Task to complete >>
The lines needed are those below that contain the word "selected"; copy each one.

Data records
- - - - - - -

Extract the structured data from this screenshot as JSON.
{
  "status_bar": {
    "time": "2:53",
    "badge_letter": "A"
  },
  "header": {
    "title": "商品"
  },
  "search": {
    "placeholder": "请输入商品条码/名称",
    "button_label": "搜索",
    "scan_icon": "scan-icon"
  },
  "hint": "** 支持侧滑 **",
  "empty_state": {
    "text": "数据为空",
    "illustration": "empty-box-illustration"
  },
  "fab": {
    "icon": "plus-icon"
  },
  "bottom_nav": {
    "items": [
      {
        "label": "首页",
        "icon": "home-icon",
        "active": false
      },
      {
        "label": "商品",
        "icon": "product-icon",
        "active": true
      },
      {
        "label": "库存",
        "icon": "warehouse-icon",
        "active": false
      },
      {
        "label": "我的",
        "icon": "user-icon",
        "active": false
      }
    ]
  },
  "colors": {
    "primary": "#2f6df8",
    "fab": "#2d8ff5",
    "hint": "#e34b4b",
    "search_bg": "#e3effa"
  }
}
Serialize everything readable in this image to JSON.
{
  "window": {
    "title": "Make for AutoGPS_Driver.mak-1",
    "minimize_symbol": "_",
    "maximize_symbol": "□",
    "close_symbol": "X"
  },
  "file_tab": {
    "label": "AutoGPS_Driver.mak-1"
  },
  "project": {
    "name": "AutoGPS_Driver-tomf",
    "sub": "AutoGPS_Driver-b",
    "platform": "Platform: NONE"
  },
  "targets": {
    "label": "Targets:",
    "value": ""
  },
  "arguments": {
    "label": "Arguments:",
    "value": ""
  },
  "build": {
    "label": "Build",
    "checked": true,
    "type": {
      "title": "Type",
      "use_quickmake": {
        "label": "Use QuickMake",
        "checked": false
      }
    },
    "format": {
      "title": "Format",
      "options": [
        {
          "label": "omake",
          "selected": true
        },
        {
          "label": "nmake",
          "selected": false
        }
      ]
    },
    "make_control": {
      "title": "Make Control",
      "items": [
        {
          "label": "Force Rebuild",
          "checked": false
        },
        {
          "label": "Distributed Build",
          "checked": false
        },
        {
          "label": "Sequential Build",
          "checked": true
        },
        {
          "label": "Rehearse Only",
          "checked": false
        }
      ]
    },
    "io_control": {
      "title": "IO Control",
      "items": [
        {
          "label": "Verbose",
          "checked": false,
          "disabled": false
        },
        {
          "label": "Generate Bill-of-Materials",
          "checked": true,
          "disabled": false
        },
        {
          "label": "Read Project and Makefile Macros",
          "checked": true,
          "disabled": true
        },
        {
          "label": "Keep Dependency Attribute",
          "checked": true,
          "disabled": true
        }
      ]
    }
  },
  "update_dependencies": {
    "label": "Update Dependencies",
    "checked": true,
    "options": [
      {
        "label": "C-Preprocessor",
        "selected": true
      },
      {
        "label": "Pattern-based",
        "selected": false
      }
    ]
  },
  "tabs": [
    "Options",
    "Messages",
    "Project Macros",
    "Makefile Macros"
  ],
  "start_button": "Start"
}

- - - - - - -

Response box >>
          "selected": true
          "selected": false
        "selected": true
        "selected": false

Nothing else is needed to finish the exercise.